To find your weighted average, you would do the following:

- Multiply each grade by its weight: 80 x 0.4 = 32; 90 x 0.1 = 9; 70 x 0.5 = 35
- Add up the products: 32 + 9 + 35 = 76
- Divide by the sum of the weights: 76 / (0.4 + 0.1 + 0.5) = 76 / 1 = 76

If you want to compare various sets of data with various scales or units, a weighted average may be helpful. You can use a weighted average to translate two students' scores into a single scale, for instance, if you wish to compare the performance of students who took separate courses with distinct grading systems. In a frequency distribution, where each value is given a frequency or count, the central tendency can also be determined using a weighted average.
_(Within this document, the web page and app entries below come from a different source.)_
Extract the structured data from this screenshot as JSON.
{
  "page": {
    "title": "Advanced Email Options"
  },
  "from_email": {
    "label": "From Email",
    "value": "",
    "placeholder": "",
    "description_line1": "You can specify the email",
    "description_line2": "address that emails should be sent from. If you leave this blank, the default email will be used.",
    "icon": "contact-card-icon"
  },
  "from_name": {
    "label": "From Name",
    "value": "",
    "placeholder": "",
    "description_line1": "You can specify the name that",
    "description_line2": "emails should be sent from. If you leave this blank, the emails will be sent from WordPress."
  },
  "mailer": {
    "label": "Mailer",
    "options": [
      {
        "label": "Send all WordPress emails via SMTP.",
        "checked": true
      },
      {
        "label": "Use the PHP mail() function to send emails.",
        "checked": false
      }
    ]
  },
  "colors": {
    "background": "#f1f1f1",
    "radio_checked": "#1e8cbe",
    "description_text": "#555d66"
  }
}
A basic or arithmetic average is determined by adding up all the values and dividing by the total number of values. A weighted average is distinct from this. A simple average does not account for each value's proportional frequency or relevance. Your basic average, for instance, would be 80 if you had four grades: two tests worth 50% each, two quizzes at 25% each, and your grades were 80, 90, 60, and 70, respectively:

This does not, however, indicate that the tests are weighted more heavily in deciding your final grade than the quizzes. Your weighted average would be:
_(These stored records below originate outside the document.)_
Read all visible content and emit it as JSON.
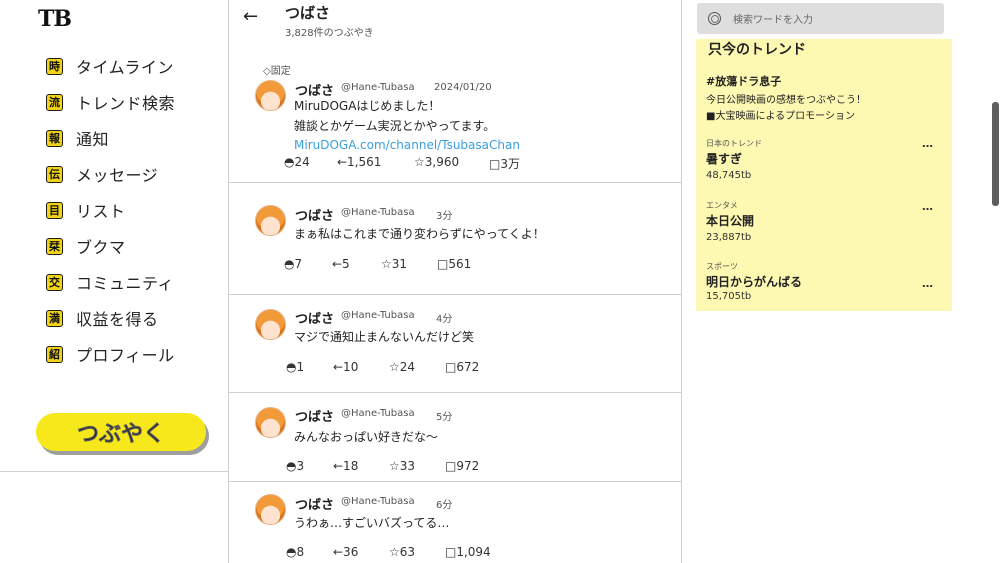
{
  "app": {
    "logo": "TB"
  },
  "nav": [
    {
      "icon": "時",
      "label": "タイムライン"
    },
    {
      "icon": "流",
      "label": "トレンド検索"
    },
    {
      "icon": "報",
      "label": "通知"
    },
    {
      "icon": "伝",
      "label": "メッセージ"
    },
    {
      "icon": "目",
      "label": "リスト"
    },
    {
      "icon": "栞",
      "label": "ブクマ"
    },
    {
      "icon": "交",
      "label": "コミュニティ"
    },
    {
      "icon": "満",
      "label": "収益を得る"
    },
    {
      "icon": "紹",
      "label": "プロフィール"
    }
  ],
  "compose_button": "つぶやく",
  "profile": {
    "back": "←",
    "name": "つばさ",
    "count": "3,828件のつぶやき"
  },
  "tweets": [
    {
      "pinned": "◇固定",
      "name": "つばさ",
      "handle": "@Hane-Tubasa",
      "time": "2024/01/20",
      "lines": [
        "MiruDOGAはじめました！",
        "雑談とかゲーム実況とかやってます。"
      ],
      "link": "MiruDOGA.com/channel/TsubasaChan",
      "reply": "◓24",
      "retweet": "←1,561",
      "like": "☆3,960",
      "views": "□3万"
    },
    {
      "name": "つばさ",
      "handle": "@Hane-Tubasa",
      "time": "3分",
      "lines": [
        "まぁ私はこれまで通り変わらずにやってくよ！"
      ],
      "reply": "◓7",
      "retweet": "←5",
      "like": "☆31",
      "views": "□561"
    },
    {
      "name": "つばさ",
      "handle": "@Hane-Tubasa",
      "time": "4分",
      "lines": [
        "マジで通知止まんないんだけど笑"
      ],
      "reply": "◓1",
      "retweet": "←10",
      "like": "☆24",
      "views": "□672"
    },
    {
      "name": "つばさ",
      "handle": "@Hane-Tubasa",
      "time": "5分",
      "lines": [
        "みんなおっぱい好きだな～"
      ],
      "reply": "◓3",
      "retweet": "←18",
      "like": "☆33",
      "views": "□972"
    },
    {
      "name": "つばさ",
      "handle": "@Hane-Tubasa",
      "time": "6分",
      "lines": [
        "うわぁ…すごいバズってる…"
      ],
      "reply": "◓8",
      "retweet": "←36",
      "like": "☆63",
      "views": "□1,094"
    }
  ],
  "search": {
    "placeholder": "検索ワードを入力"
  },
  "trends": {
    "title": "只今のトレンド",
    "promo": {
      "tag": "#放蕩ドラ息子",
      "desc": "今日公開映画の感想をつぶやこう！",
      "note": "■大宝映画によるプロモーション"
    },
    "items": [
      {
        "category": "日本のトレンド",
        "title": "暑すぎ",
        "count": "48,745tb",
        "more": "…"
      },
      {
        "category": "エンタメ",
        "title": "本日公開",
        "count": "23,887tb",
        "more": "…"
      },
      {
        "category": "スポーツ",
        "title": "明日からがんばる",
        "count": "15,705tb",
        "more": "…"
      }
    ]
  },
  "colors": {
    "accent_yellow": "#f7e81c",
    "trend_bg": "#fdf9b3",
    "link_blue": "#3a9fe0",
    "divider": "#cfcfcf"
  }
}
A basic or arithmetic average is determined by adding up all the values and dividing by the total number of values. A weighted average is distinct from this. A simple average does not account for each value's proportional frequency or relevance. Your basic average, for instance, would be 80 if you had four grades: two tests worth 50% each, two quizzes at 25% each, and your grades were 80, 90, 60, and 70, respectively:

- Add up all the grades: 80 + 90 + 60 + 70 = 300
- Divide by the number of grades: 300 / 4 = 75
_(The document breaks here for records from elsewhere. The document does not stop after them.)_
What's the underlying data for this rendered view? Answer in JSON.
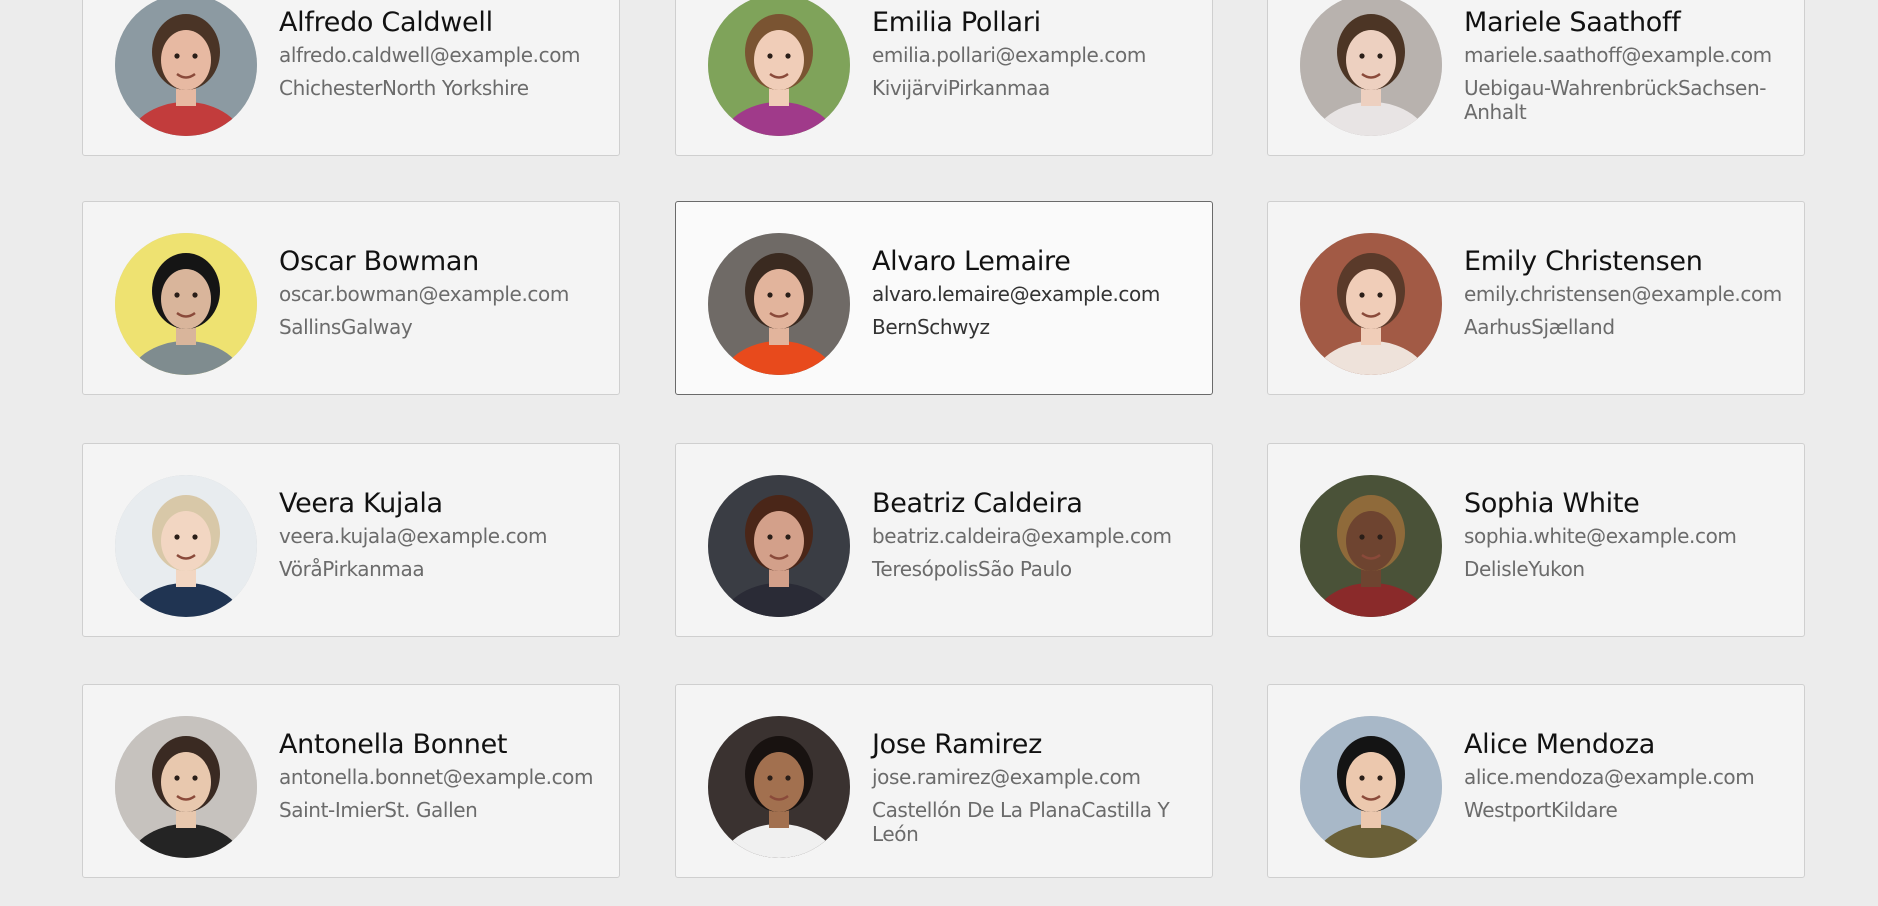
{
  "users": [
    {
      "name": "Alfredo Caldwell",
      "email": "alfredo.caldwell@example.com",
      "location": "ChichesterNorth Yorkshire",
      "avatar_colors": {
        "bg": "#8c9aa2",
        "skin": "#e7b9a2",
        "hair": "#4a3426",
        "shirt": "#c23c3c"
      }
    },
    {
      "name": "Emilia Pollari",
      "email": "emilia.pollari@example.com",
      "location": "KivijärviPirkanmaa",
      "avatar_colors": {
        "bg": "#7fa35a",
        "skin": "#f0cdb8",
        "hair": "#7a5432",
        "shirt": "#a03a8a"
      }
    },
    {
      "name": "Mariele Saathoff",
      "email": "mariele.saathoff@example.com",
      "location": "Uebigau-WahrenbrückSachsen-Anhalt",
      "avatar_colors": {
        "bg": "#b8b2ae",
        "skin": "#edd0c0",
        "hair": "#4c3525",
        "shirt": "#e8e4e4"
      }
    },
    {
      "name": "Oscar Bowman",
      "email": "oscar.bowman@example.com",
      "location": "SallinsGalway",
      "avatar_colors": {
        "bg": "#eee271",
        "skin": "#d9b59b",
        "hair": "#151515",
        "shirt": "#7f8c8f"
      }
    },
    {
      "name": "Alvaro Lemaire",
      "email": "alvaro.lemaire@example.com",
      "location": "BernSchwyz",
      "avatar_colors": {
        "bg": "#6f6a66",
        "skin": "#e2b49c",
        "hair": "#3a2a20",
        "shirt": "#e84a1c"
      }
    },
    {
      "name": "Emily Christensen",
      "email": "emily.christensen@example.com",
      "location": "AarhusSjælland",
      "avatar_colors": {
        "bg": "#a25a45",
        "skin": "#f0cdb8",
        "hair": "#5a3a2a",
        "shirt": "#eee2da"
      }
    },
    {
      "name": "Veera Kujala",
      "email": "veera.kujala@example.com",
      "location": "VöråPirkanmaa",
      "avatar_colors": {
        "bg": "#e8ecef",
        "skin": "#f2d6c2",
        "hair": "#d8c8a8",
        "shirt": "#203452"
      }
    },
    {
      "name": "Beatriz Caldeira",
      "email": "beatriz.caldeira@example.com",
      "location": "TeresópolisSão Paulo",
      "avatar_colors": {
        "bg": "#3a3d44",
        "skin": "#d3a08a",
        "hair": "#4a2618",
        "shirt": "#2a2b36"
      }
    },
    {
      "name": "Sophia White",
      "email": "sophia.white@example.com",
      "location": "DelisleYukon",
      "avatar_colors": {
        "bg": "#4a5238",
        "skin": "#6e4430",
        "hair": "#8f6a3a",
        "shirt": "#8a2a2a"
      }
    },
    {
      "name": "Antonella Bonnet",
      "email": "antonella.bonnet@example.com",
      "location": "Saint-ImierSt. Gallen",
      "avatar_colors": {
        "bg": "#c6c2be",
        "skin": "#e8c8ae",
        "hair": "#3a2a22",
        "shirt": "#242424"
      }
    },
    {
      "name": "Jose Ramirez",
      "email": "jose.ramirez@example.com",
      "location": "Castellón De La PlanaCastilla Y León",
      "avatar_colors": {
        "bg": "#3a3230",
        "skin": "#a2704f",
        "hair": "#181210",
        "shirt": "#f0f0f0"
      }
    },
    {
      "name": "Alice Mendoza",
      "email": "alice.mendoza@example.com",
      "location": "WestportKildare",
      "avatar_colors": {
        "bg": "#a8b8c8",
        "skin": "#ecc8ae",
        "hair": "#141414",
        "shirt": "#6a6038"
      }
    }
  ]
}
This does not, however, indicate that the tests are weighted more heavily in deciding your final grade than the quizzes. Your weighted average would be:

- Multiply each grade by its weight: 80 x 0.5 = 40; 90 x 0.5 = 45; 60 x 0.25 = 15; 70 x 0.25 = 17.5
- Add up the products: 40 + 45 +15 + 17.5 = 117.5
- Divide by the sum of the weights: 117.5 / (0.5 + 0.5 + 0.25 + 0.25) = 117.5 /1.5 = 78.33

As you can see, because it gives more weight to your higher test scores, your weighted average is higher than your simple average.

The relative relevance or frequency of each value in a set of data is taken into account by a weighted average, which is a sort of average. You must multiply each value by the corresponding weight before adding the results to determine the weighted average. The weighted average is then calculated by dividing the sum of the products by the sum of the weights.